## Exercise:
Output every record word for word.

## Input for this task:
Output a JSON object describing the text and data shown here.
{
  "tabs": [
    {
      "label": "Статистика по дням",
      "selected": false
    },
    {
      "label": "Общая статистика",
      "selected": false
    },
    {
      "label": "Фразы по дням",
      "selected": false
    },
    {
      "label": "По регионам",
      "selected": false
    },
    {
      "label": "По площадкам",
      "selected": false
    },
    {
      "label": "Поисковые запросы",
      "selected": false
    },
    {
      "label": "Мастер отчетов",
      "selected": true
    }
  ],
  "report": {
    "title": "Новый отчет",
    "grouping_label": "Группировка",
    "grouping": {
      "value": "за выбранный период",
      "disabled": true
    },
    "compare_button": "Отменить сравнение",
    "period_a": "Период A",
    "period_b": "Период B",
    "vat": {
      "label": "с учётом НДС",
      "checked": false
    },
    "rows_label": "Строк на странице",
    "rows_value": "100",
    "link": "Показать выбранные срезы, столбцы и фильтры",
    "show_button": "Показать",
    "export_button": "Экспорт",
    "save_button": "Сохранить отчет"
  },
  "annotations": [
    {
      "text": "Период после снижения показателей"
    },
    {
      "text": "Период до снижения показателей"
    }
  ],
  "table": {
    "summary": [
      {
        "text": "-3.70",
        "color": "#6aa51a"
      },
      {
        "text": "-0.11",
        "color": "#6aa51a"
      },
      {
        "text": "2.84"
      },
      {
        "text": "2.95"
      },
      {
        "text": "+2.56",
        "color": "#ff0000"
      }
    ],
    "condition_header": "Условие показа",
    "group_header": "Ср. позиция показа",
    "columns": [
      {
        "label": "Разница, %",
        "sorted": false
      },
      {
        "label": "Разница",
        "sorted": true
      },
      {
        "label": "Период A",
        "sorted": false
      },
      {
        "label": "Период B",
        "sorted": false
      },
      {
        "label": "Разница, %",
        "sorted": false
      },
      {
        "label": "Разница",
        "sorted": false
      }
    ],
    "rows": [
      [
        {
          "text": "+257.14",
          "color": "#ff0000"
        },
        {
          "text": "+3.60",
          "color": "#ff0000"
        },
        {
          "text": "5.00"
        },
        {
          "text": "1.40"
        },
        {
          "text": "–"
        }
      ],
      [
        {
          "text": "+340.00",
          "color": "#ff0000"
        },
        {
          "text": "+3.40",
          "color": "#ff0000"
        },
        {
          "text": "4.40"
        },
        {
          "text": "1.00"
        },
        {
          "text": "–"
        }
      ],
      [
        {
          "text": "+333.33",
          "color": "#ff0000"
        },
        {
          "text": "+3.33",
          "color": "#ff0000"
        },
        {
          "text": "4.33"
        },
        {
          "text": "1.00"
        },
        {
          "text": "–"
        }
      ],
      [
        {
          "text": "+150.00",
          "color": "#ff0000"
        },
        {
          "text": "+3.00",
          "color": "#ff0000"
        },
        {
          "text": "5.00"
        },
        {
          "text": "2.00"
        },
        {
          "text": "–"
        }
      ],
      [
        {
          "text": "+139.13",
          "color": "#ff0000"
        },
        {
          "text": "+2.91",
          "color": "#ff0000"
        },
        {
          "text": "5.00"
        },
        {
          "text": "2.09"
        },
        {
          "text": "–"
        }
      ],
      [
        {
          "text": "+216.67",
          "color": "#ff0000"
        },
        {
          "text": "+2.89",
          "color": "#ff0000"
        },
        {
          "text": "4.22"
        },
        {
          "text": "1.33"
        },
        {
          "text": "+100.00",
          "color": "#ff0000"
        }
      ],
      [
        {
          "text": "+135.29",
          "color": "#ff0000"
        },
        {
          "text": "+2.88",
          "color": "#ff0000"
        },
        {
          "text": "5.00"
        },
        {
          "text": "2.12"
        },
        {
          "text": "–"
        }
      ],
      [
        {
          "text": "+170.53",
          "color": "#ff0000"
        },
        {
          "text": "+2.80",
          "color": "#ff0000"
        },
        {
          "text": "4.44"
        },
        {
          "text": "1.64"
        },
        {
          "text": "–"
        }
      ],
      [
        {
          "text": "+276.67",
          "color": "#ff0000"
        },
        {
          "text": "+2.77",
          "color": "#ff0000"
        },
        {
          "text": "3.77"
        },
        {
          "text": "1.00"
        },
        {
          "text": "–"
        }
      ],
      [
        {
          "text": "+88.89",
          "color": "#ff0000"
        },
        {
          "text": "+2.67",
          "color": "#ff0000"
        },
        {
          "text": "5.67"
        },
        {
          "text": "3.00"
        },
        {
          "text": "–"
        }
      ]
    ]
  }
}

## Result:
Output a JSON object describing the text and data shown here.
{
  "tabs": [
    {
      "label": "Статистика по дням",
      "selected": false
    },
    {
      "label": "Общая статистика",
      "selected": false
    },
    {
      "label": "Фразы по дням",
      "selected": false
    },
    {
      "label": "По регионам",
      "selected": false
    },
    {
      "label": "По площадкам",
      "selected": false
    },
    {
      "label": "Поисковые запросы",
      "selected": false
    },
    {
      "label": "Мастер отчетов",
      "selected": true
    }
  ],
  "report": {
    "title": "Новый отчет",
    "grouping_label": "Группировка",
    "grouping": {
      "value": "за выбранный период",
      "disabled": true
    },
    "compare_button": "Отменить сравнение",
    "period_a": "Период A",
    "period_b": "Период B",
    "vat": {
      "label": "с учётом НДС",
      "checked": false
    },
    "rows_label": "Строк на странице",
    "rows_value": "100",
    "link": "Показать выбранные срезы, столбцы и фильтры",
    "show_button": "Показать",
    "export_button": "Экспорт",
    "save_button": "Сохранить отчет"
  },
  "annotations": [
    {
      "text": "Период после снижения показателей"
    },
    {
      "text": "Период до снижения показателей"
    }
  ],
  "table": {
    "summary": [
      {
        "text": "-3.70",
        "color": "#6aa51a"
      },
      {
        "text": "-0.11",
        "color": "#6aa51a"
      },
      {
        "text": "2.84"
      },
      {
        "text": "2.95"
      },
      {
        "text": "+2.56",
        "color": "#ff0000"
      }
    ],
    "condition_header": "Условие показа",
    "group_header": "Ср. позиция показа",
    "columns": [
      {
        "label": "Разница, %",
        "sorted": false
      },
      {
        "label": "Разница",
        "sorted": true
      },
      {
        "label": "Период A",
        "sorted": false
      },
      {
        "label": "Период B",
        "sorted": false
      },
      {
        "label": "Разница, %",
        "sorted": false
      },
      {
        "label": "Разница",
        "sorted": false
      }
    ],
    "rows": [
      [
        {
          "text": "+257.14",
          "color": "#ff0000"
        },
        {
          "text": "+3.60",
          "color": "#ff0000"
        },
        {
          "text": "5.00"
        },
        {
          "text": "1.40"
        },
        {
          "text": "–"
        }
      ],
      [
        {
          "text": "+340.00",
          "color": "#ff0000"
        },
        {
          "text": "+3.40",
          "color": "#ff0000"
        },
        {
          "text": "4.40"
        },
        {
          "text": "1.00"
        },
        {
          "text": "–"
        }
      ],
      [
        {
          "text": "+333.33",
          "color": "#ff0000"
        },
        {
          "text": "+3.33",
          "color": "#ff0000"
        },
        {
          "text": "4.33"
        },
        {
          "text": "1.00"
        },
        {
          "text": "–"
        }
      ],
      [
        {
          "text": "+150.00",
          "color": "#ff0000"
        },
        {
          "text": "+3.00",
          "color": "#ff0000"
        },
        {
          "text": "5.00"
        },
        {
          "text": "2.00"
        },
        {
          "text": "–"
        }
      ],
      [
        {
          "text": "+139.13",
          "color": "#ff0000"
        },
        {
          "text": "+2.91",
          "color": "#ff0000"
        },
        {
          "text": "5.00"
        },
        {
          "text": "2.09"
        },
        {
          "text": "–"
        }
      ],
      [
        {
          "text": "+216.67",
          "color": "#ff0000"
        },
        {
          "text": "+2.89",
          "color": "#ff0000"
        },
        {
          "text": "4.22"
        },
        {
          "text": "1.33"
        },
        {
          "text": "+100.00",
          "color": "#ff0000"
        }
      ],
      [
        {
          "text": "+135.29",
          "color": "#ff0000"
        },
        {
          "text": "+2.88",
          "color": "#ff0000"
        },
        {
          "text": "5.00"
        },
        {
          "text": "2.12"
        },
        {
          "text": "–"
        }
      ],
      [
        {
          "text": "+170.53",
          "color": "#ff0000"
        },
        {
          "text": "+2.80",
          "color": "#ff0000"
        },
        {
          "text": "4.44"
        },
        {
          "text": "1.64"
        },
        {
          "text": "–"
        }
      ],
      [
        {
          "text": "+276.67",
          "color": "#ff0000"
        },
        {
          "text": "+2.77",
          "color": "#ff0000"
        },
        {
          "text": "3.77"
        },
        {
          "text": "1.00"
        },
        {
          "text": "–"
        }
      ],
      [
        {
          "text": "+88.89",
          "color": "#ff0000"
        },
        {
          "text": "+2.67",
          "color": "#ff0000"
        },
        {
          "text": "5.67"
        },
        {
          "text": "3.00"
        },
        {
          "text": "–"
        }
      ]
    ]
  }
}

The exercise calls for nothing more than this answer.